[Source information Boundary: Start]
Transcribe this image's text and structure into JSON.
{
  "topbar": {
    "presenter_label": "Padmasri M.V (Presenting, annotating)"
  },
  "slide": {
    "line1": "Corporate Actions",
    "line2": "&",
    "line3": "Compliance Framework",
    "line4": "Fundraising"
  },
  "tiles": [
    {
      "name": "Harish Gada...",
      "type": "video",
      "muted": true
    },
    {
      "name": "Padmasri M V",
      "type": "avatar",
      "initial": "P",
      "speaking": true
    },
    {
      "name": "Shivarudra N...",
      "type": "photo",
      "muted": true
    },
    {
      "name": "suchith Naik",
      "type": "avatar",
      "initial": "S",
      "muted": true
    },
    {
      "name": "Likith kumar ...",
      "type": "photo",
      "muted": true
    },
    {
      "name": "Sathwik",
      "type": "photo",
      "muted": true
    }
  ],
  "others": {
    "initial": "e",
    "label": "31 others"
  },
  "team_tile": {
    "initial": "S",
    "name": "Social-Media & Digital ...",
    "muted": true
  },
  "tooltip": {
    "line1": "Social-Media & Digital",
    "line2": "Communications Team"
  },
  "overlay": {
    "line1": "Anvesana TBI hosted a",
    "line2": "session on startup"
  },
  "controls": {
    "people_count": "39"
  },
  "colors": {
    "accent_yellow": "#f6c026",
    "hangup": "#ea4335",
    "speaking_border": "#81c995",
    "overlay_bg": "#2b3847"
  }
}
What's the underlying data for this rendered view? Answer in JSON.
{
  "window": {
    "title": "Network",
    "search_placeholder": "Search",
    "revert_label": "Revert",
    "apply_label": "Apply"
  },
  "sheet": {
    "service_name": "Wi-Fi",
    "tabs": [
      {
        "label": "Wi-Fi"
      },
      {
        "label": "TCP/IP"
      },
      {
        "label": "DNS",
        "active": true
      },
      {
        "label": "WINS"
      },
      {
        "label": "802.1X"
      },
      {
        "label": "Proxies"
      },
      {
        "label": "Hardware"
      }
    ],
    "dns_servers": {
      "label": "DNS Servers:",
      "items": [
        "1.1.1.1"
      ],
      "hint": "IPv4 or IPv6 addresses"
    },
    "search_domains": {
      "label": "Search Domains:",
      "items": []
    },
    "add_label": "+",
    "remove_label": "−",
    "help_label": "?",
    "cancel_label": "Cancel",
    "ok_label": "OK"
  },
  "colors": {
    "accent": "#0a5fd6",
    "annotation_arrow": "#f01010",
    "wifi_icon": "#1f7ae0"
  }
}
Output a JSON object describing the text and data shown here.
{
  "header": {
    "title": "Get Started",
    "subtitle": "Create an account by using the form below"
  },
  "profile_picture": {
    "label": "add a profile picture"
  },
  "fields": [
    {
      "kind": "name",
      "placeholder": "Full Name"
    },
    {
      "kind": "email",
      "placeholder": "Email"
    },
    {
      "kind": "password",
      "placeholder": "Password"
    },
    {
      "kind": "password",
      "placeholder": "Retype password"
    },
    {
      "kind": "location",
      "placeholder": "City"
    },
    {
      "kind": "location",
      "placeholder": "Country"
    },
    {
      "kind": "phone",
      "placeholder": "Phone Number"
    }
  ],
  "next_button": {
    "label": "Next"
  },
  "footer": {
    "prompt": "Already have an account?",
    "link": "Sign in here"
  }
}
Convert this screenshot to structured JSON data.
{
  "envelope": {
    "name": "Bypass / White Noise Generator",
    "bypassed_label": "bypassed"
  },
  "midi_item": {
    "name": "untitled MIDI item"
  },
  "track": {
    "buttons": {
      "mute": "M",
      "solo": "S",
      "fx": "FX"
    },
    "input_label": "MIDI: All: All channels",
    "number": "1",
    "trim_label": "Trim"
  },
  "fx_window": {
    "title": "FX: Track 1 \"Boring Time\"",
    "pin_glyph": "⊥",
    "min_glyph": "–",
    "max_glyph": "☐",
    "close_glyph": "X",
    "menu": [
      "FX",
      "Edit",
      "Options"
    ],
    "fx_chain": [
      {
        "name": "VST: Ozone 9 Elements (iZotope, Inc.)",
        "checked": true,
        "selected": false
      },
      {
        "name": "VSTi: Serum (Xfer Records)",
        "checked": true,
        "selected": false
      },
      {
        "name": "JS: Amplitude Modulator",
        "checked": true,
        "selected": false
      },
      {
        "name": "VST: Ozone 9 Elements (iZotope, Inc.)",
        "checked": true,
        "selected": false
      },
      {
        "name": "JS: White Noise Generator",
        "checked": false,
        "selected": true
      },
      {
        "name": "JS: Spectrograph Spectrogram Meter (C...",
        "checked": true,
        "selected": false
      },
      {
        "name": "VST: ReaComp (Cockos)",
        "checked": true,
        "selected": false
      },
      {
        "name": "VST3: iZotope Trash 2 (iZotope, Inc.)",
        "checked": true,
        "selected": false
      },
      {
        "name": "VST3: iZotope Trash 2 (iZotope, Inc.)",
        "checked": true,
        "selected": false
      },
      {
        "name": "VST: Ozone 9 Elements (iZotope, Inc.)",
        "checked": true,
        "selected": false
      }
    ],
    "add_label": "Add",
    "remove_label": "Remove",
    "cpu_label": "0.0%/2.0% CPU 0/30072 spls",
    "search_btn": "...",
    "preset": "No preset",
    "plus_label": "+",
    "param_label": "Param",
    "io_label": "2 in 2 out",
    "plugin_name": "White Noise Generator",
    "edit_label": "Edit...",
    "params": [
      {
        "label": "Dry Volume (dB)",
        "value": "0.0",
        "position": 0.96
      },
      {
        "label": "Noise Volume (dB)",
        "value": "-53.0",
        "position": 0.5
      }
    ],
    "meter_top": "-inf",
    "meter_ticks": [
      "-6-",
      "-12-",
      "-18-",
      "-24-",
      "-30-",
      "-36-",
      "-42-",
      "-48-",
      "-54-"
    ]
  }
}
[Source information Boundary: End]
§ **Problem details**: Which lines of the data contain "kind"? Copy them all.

§ **Response below**:
      "kind": "name",
      "kind": "email",
      "kind": "password",
      "kind": "password",
      "kind": "location",
      "kind": "location",
      "kind": "phone",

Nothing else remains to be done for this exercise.